The video presented below (and the transcript) is from a talk I gave for the Streaming Video Alliance entitled The Nine Events that Shook the Codec World on March 30, 2023. During the talk, I discussed the events occurring over the previous 12-18 months that impacted codec deployment and utility.
Not surprisingly, number 1 was Google Chrome starting to play HEVC. Number 8 was Meta announcing their own ASIC -based transcoder. Given that both Google and Meta are now using ASICs in their encoding workflows, it was an important signal that ASICs were now the preferred technology for high-volume streaming.
In this excerpt from the presentation, I discuss the history of ASIC-based encoding from the MPEG-2 days of satellite and cable TV to current-day deployments in cloud gaming and other high-volume live interactive video services. Spend about 4 minutes reading the transcript or watching the video and you’ll understand why ASICs have become the preferred technology for high-volume transcoding.
Here’s the transcript; the video is below. I will say that I heavily edited the transcript to remove the ums, ahs, and other miscues in the transcript.
Historically, you can look at ASIC usage in three phases. Back when digital video was primarily deployed on satellite and cable TV in a MPEG-2 format, almost all encoders were ASIC-based. And that was because the CPUs at the time weren’t powerful enough to produce MPEG-2 in real-time.
Then starting in around 2012 or so and ending around 2018, video processing started moving to the cloud. CPUs were powerful enough to support real-time encoding or transcoding of H.264, and ASIC usage decreased significantly.
Then starting in around 2012 or so, and ending around 2018, video processing started moving to the cloud. CPUs were powerful enough to support real-time encoding or transcoding of H.264, and ASIC usage decreased significantly.
At the time, I was writing for Streaming Media Magazine, Elemental came out and in 2012 or 2013, they really hyped the fact that they had compression-centric hardware appliances for encoding. Later on, discussing the same hardware, they transitioned to what they called software-defined video processing. And that’s how they got bought by AWS. AWS now does most of the encoding with Elemental products with their own Graviton CPUs.
ASICs - the latest phase
Now the latest phase. We’re seeing a lot of high-volume interactive use like gambling, auctions, high-volume UGC and other live videos, and cloud gaming.
Codecs are also getting more complex. As we move from H.264 to HEVC to AV1 and soon to VVC and perhaps LCEVC and EVC, GPUs and CPUs can’t keep up.
At the same time, power consumption and density are becoming critical factors. Everybody’s talking about cost of power, and power consumption in data centers, and using CPUs and GPUs is just very, very inefficient.
And this is where ASICs emerge as the best solution on a cost-per-stream, watts-per-stream, and density basis. Density means how many streams we can output from a single server.

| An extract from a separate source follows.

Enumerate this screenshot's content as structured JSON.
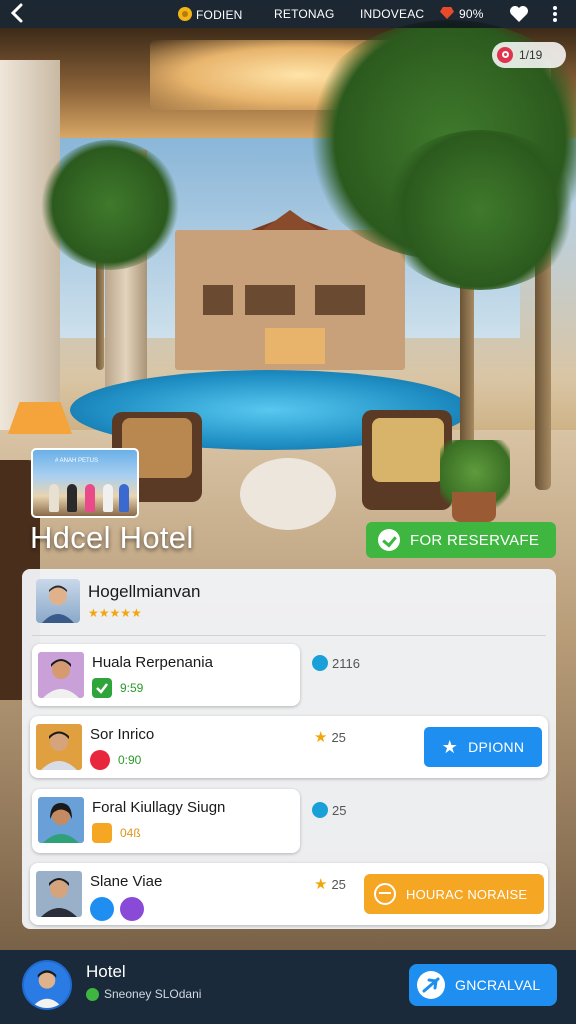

And we saw this, “Google Replaces Millions of Intel’s CPUs With Its Own Homegrown Chips.” Those homegrown chips were encoding ASICs. And then we saw Meta.
ASICs - significance.
These deployments legitimize encoding ASICs as the preferred technology for high-volume transcoding, implicitly and explicitly.
“There are two types of companies in the video business. Those using Video Processing ASICs in their workflows, and those that will”.
– David Ronca
I say explicitly because of the following comments made by David Ronca, who was director of video encoding at Netflix and then moved to Meta, two or three years ago. Announcing Meta’s new ASIC, he said, “There are two types of companies in the video business. Those using Video Processing ASICs in their workflows, and those that will be.”
Usage by Google and Facebook, Meta, gives ASICs a lot more credibility than what you get from me saying it, as obviously, NETINT makes encoding ASICs. And these legitimize our technology. The technologies themselves are different. Meta made their own chips. Google made their own chips. We have our own chips. But the whole technology is legitimized by the usage of these premiere services.